Housing individuals experiencing homelessness in hotel settings rather than congregate shelters is not a new concept. But the COVID-19 pandemic, which raised concern about reducing the spread of the SARS-CoV-2 virus, escalated hotel use to a scale not previously seen.
And in the end, using hotels for temporary housing had a positive impact on the lives of people who found shelter there – something that could have implications for future ways of addressing homelessness in general.
That’s the conclusion of a Yale School of Public Health research study that appears in the Aug. 30 edition of the journal Housing Policy Debate.
YSPH student Leah Robinson, MPH ’22 (Health Policy), the study’s lead author, interviewed 18 people who had been moved from shelters or unsheltered settings to two New Haven hotels. They said hotel living provided stability through having a consistent room, access to important amenities, and a sense of privacy and safety. Robinson said many of the residents were eventually able to move from the hotels to permanent housing.
Robinson said she was surprised by how much of a difference seemingly small changes made in the lives of those who moved to a hotel.
For many individuals in the study, gaining access to a cabinet to store food, having a private bathroom, and having electrical outlets that could be accessed at any time of day, helped them gain more control over their time and schedule, and “made huge differences in terms of improving their health and well-being,” said Robinson, now a research scientist with the New York City Department of Social Services.
In March 2020, former President Donald Trump signed an executive order enabling funds from the Federal Emergency Management Agency (FEMA) Public Assistance program to be used to cover 75% of costs related to non-congregate sheltering for people experiencing homelessness.
That same month, New Haven moved individuals living in two congregate shelters into the Village Suites Hotel, a suite-style long-term stay hotel that provides residents an individual kitchenette and bathroom in every room. Despite the residents’ relocation, shelter staff continued to provide services such as meals, case management, and housing assistance, and the shelter rules (no alcohol use, drug use, fighting, or guests) remained in place.
In December 2020, New Haven contracted with La Quinta, a standard short-term stay hotel, to operate its warming center program. Rooms there have their own bathroom and storage space for food, but no kitchenette, though residents did have access to microwaves in the lobby and laundry in the basement.

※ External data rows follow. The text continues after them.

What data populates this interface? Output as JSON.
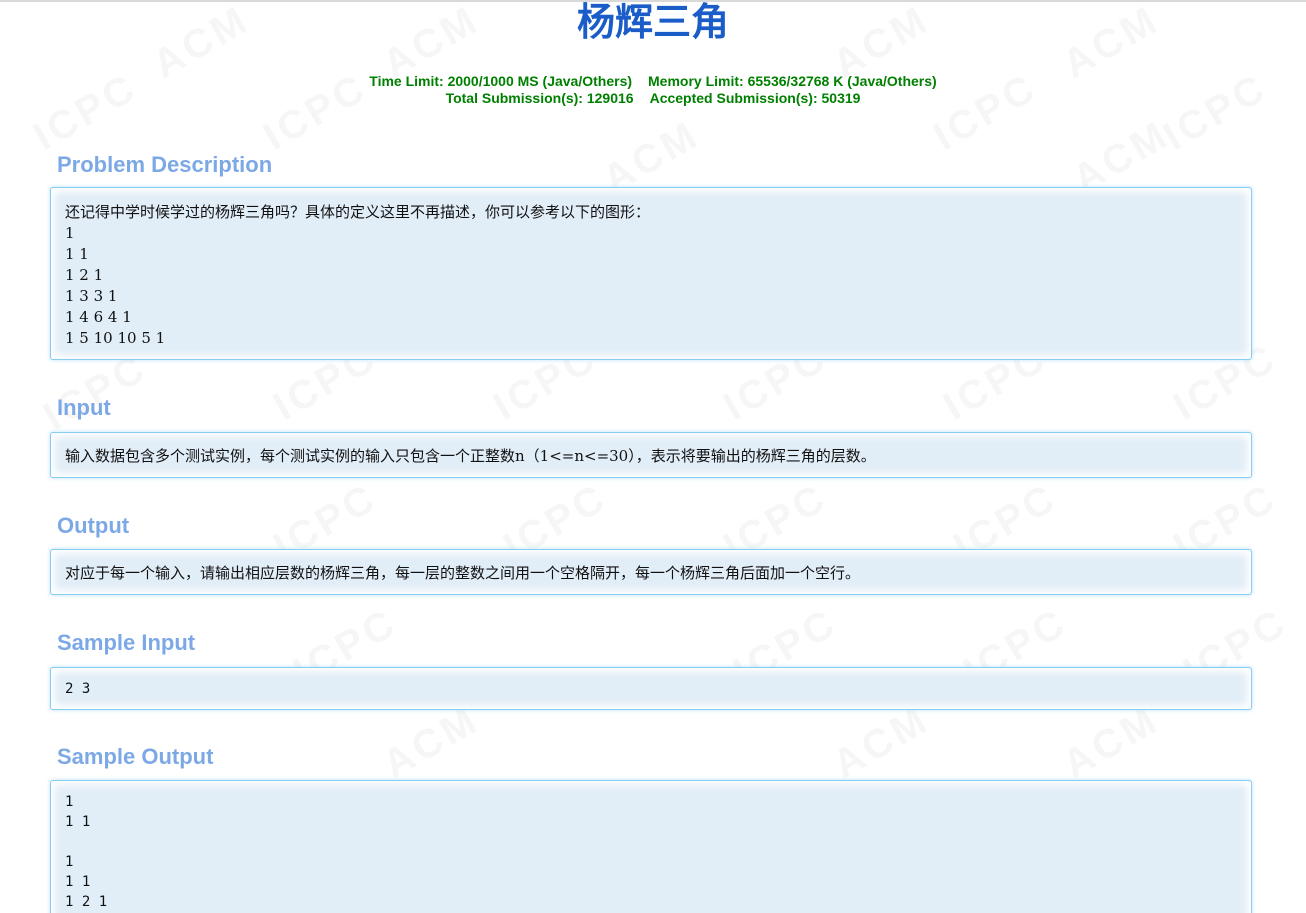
{
  "title": "杨辉三角",
  "limits": {
    "time_limit": "Time Limit: 2000/1000 MS (Java/Others)",
    "memory_limit": "Memory Limit: 65536/32768 K (Java/Others)",
    "total_submissions": "Total Submission(s): 129016",
    "accepted_submissions": "Accepted Submission(s): 50319"
  },
  "watermark": {
    "text_acm": "ACM",
    "text_icpc": "ICPC"
  },
  "sections": {
    "description": {
      "heading": "Problem Description",
      "lines": [
        "还记得中学时候学过的杨辉三角吗？具体的定义这里不再描述，你可以参考以下的图形：",
        "1",
        "1 1",
        "1 2 1",
        "1 3 3 1",
        "1 4 6 4 1",
        "1 5 10 10 5 1"
      ]
    },
    "input": {
      "heading": "Input",
      "text": "输入数据包含多个测试实例，每个测试实例的输入只包含一个正整数n（1<=n<=30），表示将要输出的杨辉三角的层数。"
    },
    "output": {
      "heading": "Output",
      "text": "对应于每一个输入，请输出相应层数的杨辉三角，每一层的整数之间用一个空格隔开，每一个杨辉三角后面加一个空行。"
    },
    "sample_input": {
      "heading": "Sample Input",
      "text": "2 3"
    },
    "sample_output": {
      "heading": "Sample Output",
      "lines": [
        "1",
        "1 1",
        "",
        "1",
        "1 1",
        "1 2 1"
      ]
    }
  }
}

Investigating the impact hotel housing can have on housing insecure individuals was not new to Robinson, who did similar research for the New York City Department of Homeless Services prior to enrolling at YSPH.
“One of the projects I was tasked with during the spring and summer of 2020 was going to some of the hotels … and meeting with shelter staff to collect feedback on how things were going,” Robinson said. “In these conversations, staff expressed a number of observations about how the shift to the hotel setting was impacting shelter residents’ health and well-being.”
When she got to YSPH, Robinson connected with the Housing and Health Equity Lab, directed by Associate Professor Danya Keene, Subsequently, when Margaret Middleton, director of the New Haven-based non-profit organization Columbus House, approached the lab about a need to evaluate the impact of hotel housing on the homeless, Robinson stepped in to help. She designed a qualitative study to systematically compare the two types of shelter structures (congregate setting vs. individual rooms) with assistance from Keene and lab manager Penelope Schlesinger. Keene and Schlesinger, who are both affiliated with the YSPH Department of Social and Behavioral Health Sciences, are co-authors of the study.
The study determined that residents found more peace of mind in the individual rooms (or shared rooms with one other person) than in an open room with 50 to 60 other people. Many of those interviewed said they had to be constantly “on guard” or “on point” at shelters, which added to the high stress levels that came from the uncertainty of their living situations. They also worried about a lack of control in their lives; the constant fear of having their belongings stolen; and of having a secure place to leave their belongings, as they had to be out of the shelters by 7 a.m. and remain outside until 5 p.m. Also, the lines for first-come, first-serve shelter space can start forming hours before opening, which creates barriers to finding and maintaining employment.
While living in a hotel was beneficial, many study participants said they still felt a “tremendous” amount of stress due to uncertainties surrounding how long the hotel stay would last, and the fear of having to go back to a shelter or the streets.
“I found the most difficult aspect of this research to be the reality that while the hotels were much better in a lot of ways as compared to the congregate spaces or unsheltered locations people were coming from, a ‘better’ shelter is still a shelter, and is still only a temporary solution,” Robinson said.
Making small changes at shelters, such as installing wifi or safe, secure storage spaces for belongings, would make the lives of the homeless at least a little easier, Robinson said. But that doesn’t address the larger problem. “Right now, improving the shelter environment is important,” she said. “However, working to incorporate those elements into shelter spaces doesn’t truly get at the root of the problem, which is that we have a shortage of permanent, affordable housing that is at a crisis level.”